From 1939, he commanded the 1st Regiment, Royal Canadian Horse Artillery in Northern France, and was served in that position when the Germans began the Battle of France in May 1940. Roberts managed to save his regiment's guns while evacuating from Brest in Brittany during the unsuccessful attempt to establish a second British Expeditionary Force in France after the evacuation at Dunkirk. He was later promoted to Major General and appointed General Officer Commanding the 2nd Canadian Infantry Division in 1941.

Roberts was put in charge of the ground troops for the raid against Dieppe, on August 19, 1942. His command post was aboard HMS Calpe and due to poor communications he had no idea how his troops were managing, until they called for landing craft for immediate evacuation. Roberts was criticized for unnecessarily committing his reserve troops (Les Fusiliers Mont-Royal) and inadvertently increasing the casualties. He was relieved of his command six months later.[1] It was Roberts's inept performance during a war-game codenamed Operation Spartan in March 1943 rather than the Dieppe raid, which ended Roberts's career.[2] General Harry Crerar reprimanded Roberts for the poor co-ordination between the 2nd Division's artillery and infantry during Operation Spartan war-games, and that Roberts failed to have forces dig in after seizing a bridgehead despite having ample time to do so.[3] After Operation Spartan, Roberts was judged unfit to hold a combat command. He was sent to command reinforcement units in the United Kingdom and received no further operational commands. He later retired to the Channel Islands.[4]

External links[edit]

Endnotes[edit]

  1. ^ Neillands, Robin The Dieppe Raid
  2. ^ English, John The Canadian Army and the Normandy Campaign: A Study of Failure in High Command, New York: Praeger, 1991 page 147.
  3. ^ English, John The Canadian Army and the Normandy Campaign: A Study of Failure in High Command, New York: Praeger, 1991 page 147.
  4. ^ CBC interview, Dieppe 2 h Anniversary, Dieppe miniseries DVD
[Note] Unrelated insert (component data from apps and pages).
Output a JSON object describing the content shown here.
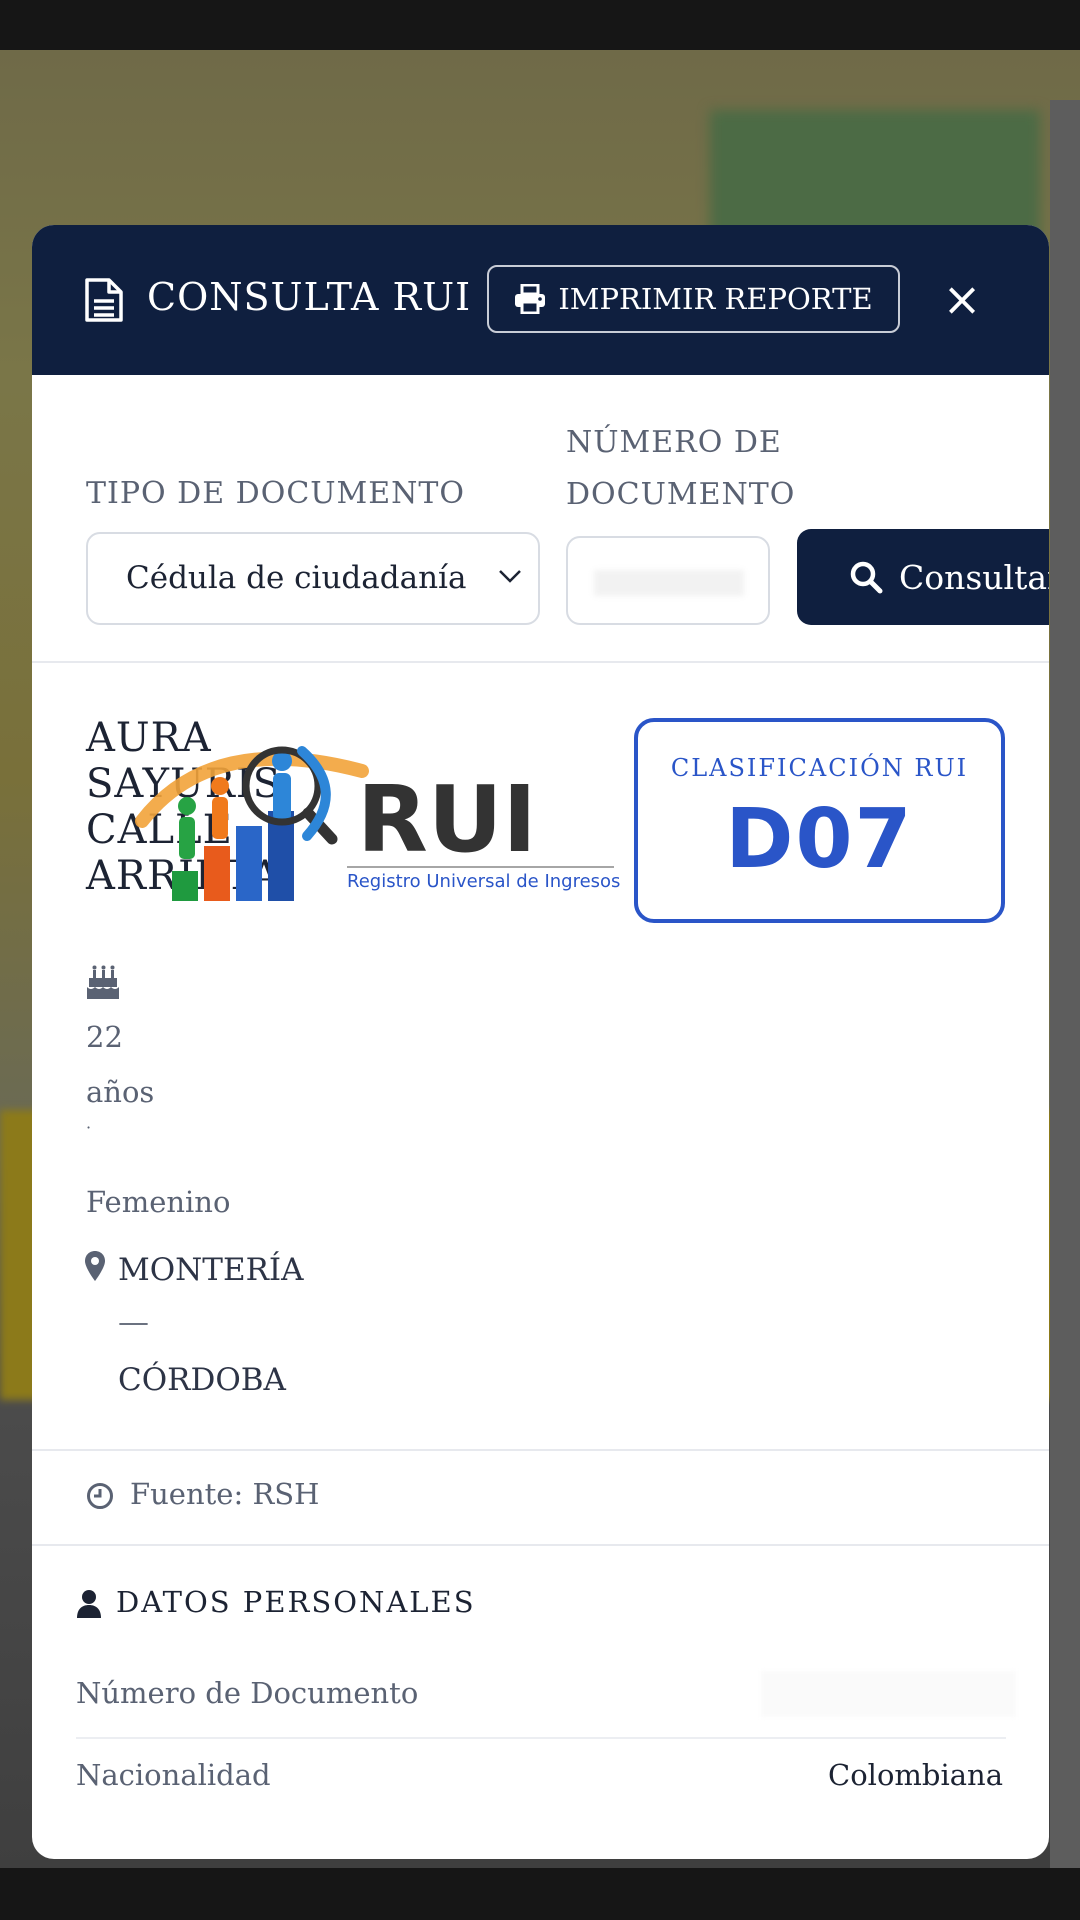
{
  "header": {
    "title": "CONSULTA RUI",
    "print_label": "IMPRIMIR REPORTE",
    "close_glyph": "×"
  },
  "form": {
    "tipo_label": "TIPO DE DOCUMENTO",
    "tipo_value": "Cédula de ciudadanía",
    "numero_label": "NÚMERO DE DOCUMENTO",
    "consultar_label": "Consultar"
  },
  "person": {
    "name": "AURA SAYURIS CALLE ARRIETA",
    "age": "22",
    "age_unit": "años",
    "separator": "·",
    "gender": "Femenino",
    "city": "MONTERÍA",
    "location_separator": "—",
    "department": "CÓRDOBA"
  },
  "logo": {
    "text": "RUI",
    "subtitle": "Registro Universal de Ingresos"
  },
  "classification": {
    "label": "CLASIFICACIÓN RUI",
    "value": "D07",
    "color": "#2a55c8"
  },
  "source": {
    "label": "Fuente: RSH"
  },
  "personal": {
    "title": "DATOS PERSONALES",
    "rows": [
      {
        "label": "Número de Documento",
        "value": ""
      },
      {
        "label": "Nacionalidad",
        "value": "Colombiana"
      }
    ]
  },
  "theme": {
    "header_bg": "#0f1f3f",
    "accent": "#2a55c8"
  },
  "icons": {
    "header": "document-icon",
    "print": "printer-icon",
    "search": "search-icon",
    "birthday": "birthday-cake-icon",
    "location": "map-pin-icon",
    "source": "clock-icon",
    "personal": "user-icon"
  }
}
References[edit]

  • 4237 Dr. Adrian Preston & Peter Dennis (Edited) "Swords and Covenants" Rowman And Littlefield, London. Croom Helm. 1976.
  • H16511 Dr. Richard Arthur Preston "To Serve Canada: A History of the Royal Military College of Canada" 1997 Toronto, University of Toronto Press, 1969.
  • H16511 Dr. Richard Arthur Preston "Canada's RMC - A History of Royal Military College" Second Edition 1982
  • H1877 R. Guy C. Smith (editor) "As You Were! Ex-Cadets Remember". In 2 Volumes. Volume I: 1876-1918. Volume II: 1919-1984. Royal Military College. [Kingston]. The R.M.C. Club of Canada. 1984